One day a friend of mine, just restured from the US, gave me a jar of bottled mano preserve. Now, for a kid, anything that is fancily packaged looks attaractive. Even though it was 9 pm and we had already had dinner, i got the go-ahead from my parents to open the jar and dig in. Imagine my parents’ surprise when one spoonful in my mouth later I exclaimed, “But this is like manga pachadi!”
And yes, that is when I discovered that even many continents apart, food can be similar. Like the north-Indian naan (a yeasted Indian flatbread) and the middle-eastern pita bread. For that matter, hummus is nothing but chickpea chutney. Last week, my well-travvedl brother-in-lw invited us over for dinner. He likes to cook and makes stuff that he learns from his travels abroad. He’s made a sumptuous salad with vinaigrette dressing and hummus and pita bread. My mother-in-law tasted the hummus and went: “This is nice, what chutney is it??”
And our manga pachadi is so similar to a typical mango preserve, except that it is made from raw mangoes and has a proper Indian tempering to it. There is no fixed recipe for this, as is the case with most Indian food! You can add more of this and less of that depending on the sourness of the fruit and your taste. The version in the picture is that of my mother-in-law. My mother’s is slightly different.
Incidentally, the raw mangoes came from the backyard of my hubby’s uncle who stays in tiny town called Manakkal in Trichy district in southern Tamil Nadu.
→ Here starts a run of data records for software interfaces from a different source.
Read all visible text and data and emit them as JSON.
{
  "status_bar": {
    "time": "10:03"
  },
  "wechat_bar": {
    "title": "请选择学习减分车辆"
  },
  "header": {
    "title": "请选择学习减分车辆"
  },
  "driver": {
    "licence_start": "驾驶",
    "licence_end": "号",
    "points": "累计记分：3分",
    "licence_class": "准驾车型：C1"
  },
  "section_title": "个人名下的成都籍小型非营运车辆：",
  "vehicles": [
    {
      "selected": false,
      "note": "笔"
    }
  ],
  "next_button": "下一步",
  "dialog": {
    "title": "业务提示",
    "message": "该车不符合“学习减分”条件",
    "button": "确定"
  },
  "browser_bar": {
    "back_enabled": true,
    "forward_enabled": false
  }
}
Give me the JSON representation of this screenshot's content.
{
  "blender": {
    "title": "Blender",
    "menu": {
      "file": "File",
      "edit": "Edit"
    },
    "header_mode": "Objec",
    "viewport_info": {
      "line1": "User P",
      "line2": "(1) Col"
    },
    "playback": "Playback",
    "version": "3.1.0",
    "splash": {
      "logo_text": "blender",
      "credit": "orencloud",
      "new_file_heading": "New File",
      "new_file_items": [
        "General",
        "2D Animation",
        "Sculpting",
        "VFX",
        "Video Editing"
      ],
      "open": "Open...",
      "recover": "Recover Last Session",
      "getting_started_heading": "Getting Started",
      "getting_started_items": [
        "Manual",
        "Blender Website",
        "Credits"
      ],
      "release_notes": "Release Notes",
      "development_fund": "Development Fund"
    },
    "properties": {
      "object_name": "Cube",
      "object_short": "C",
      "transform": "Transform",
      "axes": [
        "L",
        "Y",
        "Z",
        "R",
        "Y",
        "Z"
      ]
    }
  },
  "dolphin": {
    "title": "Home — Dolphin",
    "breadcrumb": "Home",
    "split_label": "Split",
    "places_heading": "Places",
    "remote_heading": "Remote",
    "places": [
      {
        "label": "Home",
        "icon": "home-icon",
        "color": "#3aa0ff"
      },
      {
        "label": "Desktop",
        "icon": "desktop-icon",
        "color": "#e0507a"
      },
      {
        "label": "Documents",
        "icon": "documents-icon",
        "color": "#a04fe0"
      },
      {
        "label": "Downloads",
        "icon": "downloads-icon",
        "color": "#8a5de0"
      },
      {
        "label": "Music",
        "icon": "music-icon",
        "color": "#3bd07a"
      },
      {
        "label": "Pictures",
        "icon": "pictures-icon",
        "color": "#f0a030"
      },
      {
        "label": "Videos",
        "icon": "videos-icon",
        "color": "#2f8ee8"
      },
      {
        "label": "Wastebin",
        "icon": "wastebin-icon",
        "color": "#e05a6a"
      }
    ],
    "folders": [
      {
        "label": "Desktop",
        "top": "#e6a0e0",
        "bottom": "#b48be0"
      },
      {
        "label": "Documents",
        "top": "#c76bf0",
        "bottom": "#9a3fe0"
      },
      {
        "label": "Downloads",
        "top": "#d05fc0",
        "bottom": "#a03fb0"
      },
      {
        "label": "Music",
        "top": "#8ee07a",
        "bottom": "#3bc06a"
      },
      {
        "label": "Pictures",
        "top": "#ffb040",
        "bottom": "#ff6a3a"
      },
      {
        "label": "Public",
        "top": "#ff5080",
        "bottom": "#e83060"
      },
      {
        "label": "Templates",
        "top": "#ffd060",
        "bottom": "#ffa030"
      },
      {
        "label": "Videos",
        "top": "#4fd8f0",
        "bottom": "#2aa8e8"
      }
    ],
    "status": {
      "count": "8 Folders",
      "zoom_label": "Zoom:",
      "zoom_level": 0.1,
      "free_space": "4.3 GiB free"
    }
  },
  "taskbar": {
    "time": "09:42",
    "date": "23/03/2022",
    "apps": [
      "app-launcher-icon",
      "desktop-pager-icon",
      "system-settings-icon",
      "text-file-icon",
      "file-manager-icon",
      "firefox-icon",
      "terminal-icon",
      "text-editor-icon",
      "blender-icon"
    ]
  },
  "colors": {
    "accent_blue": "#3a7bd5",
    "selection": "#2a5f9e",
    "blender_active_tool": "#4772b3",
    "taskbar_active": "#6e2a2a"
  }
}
It is a sprawling house with an even bigger backyard. And it was so much fun to pluck mangoes off a tree. The last time i did it was at my grandfather’s place more than 15 years ago!!!
This is my last entry under the theme Traditional (and seasonal too) for Valli’s 30-day Blogging Marathon. I’d posted many occasion-specific dishes in the first week of April. The second week was all about traditional food. Since I wasn’t able to post on all days in week 2, I posted some traditional dishes that were also seasonal, which was the theme for Week 3.
Here are the posts I put up in the last three weeks:
From tomorrow, for a whole week, I’m going to put put up some creative stuff, with a recipe or two thrown in now and then.
Raw mango – 3
Jaggery – 200 gm
Neem flowers (fresh or dried) – 1 tsp
Oil – 1 tsp (use a variety without a strong odour, like sunflower or canola)
Mustard seeds – 1/2 tsp
Peel the raw mangoes and cut it up into small chunks. You could grate it too. Or even dice it and grind it coarsely. My mother-in-law slices off chunks and grates the rest as it get closer to the to seed. Pressure cook the mango chunks or boil in a pot of water till soft
Smash the jaggery into smaller bits. Add it to a cup of water and put it to boil
Once jaggery melts, strain to remove impurities if any and put it back on heat
Once jaggery mixture starts boiling, add cooked mango and let it cook for a few minutes to let the jaggery seep into the mango. Remove from heat
Heat oil in a pan and add mustard seeds. Once mustard splutters, pour it over the manga pachadi
Sprinkle fresh neem flowetsover the pachadi and serve
If you’re using dried neem flowers, fry it in a teaspoon of ghee till it turns black and aromatic. Pour this over the pachadi and serve
My mother adds a green chili broken into two and a few curry leaves to the tempering.
PS: Grate the mango instead of cutting into chunks, cook it in jiggery syrup for longer to get yummy raw mango preserve